$43 billion. That was the number of withdrawals from Hedge Funds in the month of September, according to leading research house Trim Tabs Investment Research. And, given the volatility and market declines we've seen thus far in October, you can assume that this month will be much (if not more) of the same.
Taken from the FT,
"The chief executive of a leading alternative investment manager said he expected the hedge fund industry to shrink by 50 per cent in coming months – with half the decline coming from withdrawals and half coming from investment losses."
Even if that prophecy becomes only partially true, that is a massive amount of deleveraging, unwinding, and liquidation. Forced selling is driving this market and will continue to do so. Buying these dips in a scalable manner offers a very promising opportunity for longer-term investors. And, 'Tiger Cub' Chris Shumway of hedge fund Shumway Capital has argued just that at a recent hedge fund panel which I wrote about here. Barry Ritholtz, author of 'The Big Picture' blog has also recently put a small amount of capital to work on the long side. You can see his thoughts in a recent interview, courtesy of Agoracom. By no means should you rush out and invest 50% of your capital when the market plunges. Volatility should continue. But, by being constructive in small amounts, say 10-15% of capital, you can accumulate assets that are selling at fire-sale prices and are pricing in the apocalypse. That is not to say that assets cannot get cheaper; because they most likely will. But, we all know you cannot time the exact bottom and that the market does not bottom in a 'V' fashion.
As I wrote a few weeks ago, the hedge fund redemption bloodbath was just starting. Such forced selling essentially triggers other funds to sell, as they watch their holdings evaporate in value. And, all data thus far points to this trend to continue. Recently, in our hedge fund performance update, we noted the horrid performance of nearly every hedge fund we covered. This is all the evidence you need as to whether or not this trend will continue. The main thing to take away here is that we have absolutely no idea how long it will take for the deleveraging and liquidation to cease. But, the selling won't stop until all the players are wiped out and only the strongest have survived. Paul Kedrosky has recently tossed out his estimates on the hedge fund outflows. He writes,
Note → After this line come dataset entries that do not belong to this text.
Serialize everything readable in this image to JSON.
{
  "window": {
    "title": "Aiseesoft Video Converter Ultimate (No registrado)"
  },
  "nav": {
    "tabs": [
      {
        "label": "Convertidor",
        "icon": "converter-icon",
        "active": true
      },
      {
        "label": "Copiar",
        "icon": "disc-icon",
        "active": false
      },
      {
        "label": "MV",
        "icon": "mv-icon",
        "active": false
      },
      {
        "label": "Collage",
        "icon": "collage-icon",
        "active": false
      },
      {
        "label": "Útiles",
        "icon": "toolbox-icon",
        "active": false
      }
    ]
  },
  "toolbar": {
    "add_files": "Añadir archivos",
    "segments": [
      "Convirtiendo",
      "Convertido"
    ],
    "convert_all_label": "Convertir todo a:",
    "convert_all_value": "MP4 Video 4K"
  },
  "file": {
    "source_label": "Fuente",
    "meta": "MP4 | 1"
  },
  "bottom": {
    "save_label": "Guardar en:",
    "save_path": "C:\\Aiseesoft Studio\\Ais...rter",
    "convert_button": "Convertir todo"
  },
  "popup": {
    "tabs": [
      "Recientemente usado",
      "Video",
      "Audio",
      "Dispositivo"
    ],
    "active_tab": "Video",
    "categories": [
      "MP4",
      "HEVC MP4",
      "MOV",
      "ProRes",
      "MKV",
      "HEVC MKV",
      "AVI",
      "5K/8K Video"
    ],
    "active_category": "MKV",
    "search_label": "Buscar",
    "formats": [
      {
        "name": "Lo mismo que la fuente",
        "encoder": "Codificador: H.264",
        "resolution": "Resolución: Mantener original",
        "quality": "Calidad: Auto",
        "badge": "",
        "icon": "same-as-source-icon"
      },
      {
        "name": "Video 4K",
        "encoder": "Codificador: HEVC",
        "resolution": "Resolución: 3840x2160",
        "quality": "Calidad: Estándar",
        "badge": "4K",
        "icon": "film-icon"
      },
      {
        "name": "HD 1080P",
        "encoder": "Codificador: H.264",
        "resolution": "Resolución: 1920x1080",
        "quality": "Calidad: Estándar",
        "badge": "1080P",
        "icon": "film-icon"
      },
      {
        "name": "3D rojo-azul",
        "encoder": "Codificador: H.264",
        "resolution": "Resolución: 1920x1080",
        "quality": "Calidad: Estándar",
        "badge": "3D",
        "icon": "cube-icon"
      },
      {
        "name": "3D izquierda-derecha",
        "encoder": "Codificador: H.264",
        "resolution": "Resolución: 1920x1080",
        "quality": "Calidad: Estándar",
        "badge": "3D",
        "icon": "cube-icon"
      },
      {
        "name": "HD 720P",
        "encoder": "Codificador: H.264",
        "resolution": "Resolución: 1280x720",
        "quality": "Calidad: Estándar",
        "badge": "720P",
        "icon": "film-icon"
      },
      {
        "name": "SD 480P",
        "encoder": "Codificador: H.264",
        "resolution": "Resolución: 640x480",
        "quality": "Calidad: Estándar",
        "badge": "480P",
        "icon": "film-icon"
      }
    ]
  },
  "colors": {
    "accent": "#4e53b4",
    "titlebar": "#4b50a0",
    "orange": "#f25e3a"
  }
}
"In essence, I'm aging hedge fund inflows and saying that we will see a blended 40% (higher in later years, lower in earlier years) demand for redemptions from investors in the 2005-2008 period. I'm not worrying about pre-2005 assets under management, so we could see lower redemptions on new assets and more on the older stuff, taking us to the same place. I'm also positing that initial capital has shrunk by a blended 20% on inflows, which is admittedly on the high side. I then figure that turns into almost $200-billion in outflows, or a little less than $2-trillion in asset sales at an average of 10x leverage. Some say the leverage is lower, some higher. Some argue we will see lower/higher redemptions, or that median versus mean losses will be wildly different. Other say it's inherently a state change issue, where the paradox of delevering is that everyone doesn't get to shrink -- some firms just fail outright."
Also, Todd Harrison, former hedge fund trader and now CEO of Minyanville.com recently was on Tech Ticker discussing this very problem, saying he thinks that 50% of the hedge fund space will fall victim. Hence, keep capital invested smaller, be nimbler, be hedged, and have patience.
Case in point: even Citadel, the oft respected firm started by Ken Griffin is seeing its worst year in its history, down anywhere from 26-30%. They are well known for their solid 18-20% annualized returns. From the WSJ,
"On Wednesday, Kenneth Griffin, head of Citadel, sent a letter to investors.
September, he wrote, was the "single worst month, by far, in the history of Citadel. Our performance reflected extraordinary market conditions that I did not fully anticipate, combined with regulatory changes driven more by populism than policy."
In coming weeks, Mr. Griffin wrote, the firm's earnings will continue to be volatile, "as the world manages the unfolding crisis."
Overall, the numbers are pretty staggering. After recently coming across data from Eurekahedge, DealJournal writes,
"According to its preliminary estimates, hedge-fund losses totaled roughly $79 billion in September, including $44.5 billion of investment losses and $34.5 billion of investor withdrawals. That was only partially offset by about $10.5 billion of new money flowing into the more successful strategies, Eurekahedge figures. In the third quarter, hedge-fund assets shrank by a record $210 billion, or more than 10%, estimates Hedge Fund Research. To put that in perspective, the decline in assets for the quarter exceeded the entire amount of money that flowed into the industry in 2007, which was a record $194 billion. Of those third-quarter declines, more than $31 billion was attributed to investors taking out their money, the largest net capital redemptions on record, says Hedge Fund Research. That left total hedge-fund assets at $1.72 trillion, down from $1.93 trillion at the end of the second quarter."
So, while one could definitely argue a tradeable bottom is in the cards, it still seems as if the unwind from mutual funds and hedge funds still might have control of this market.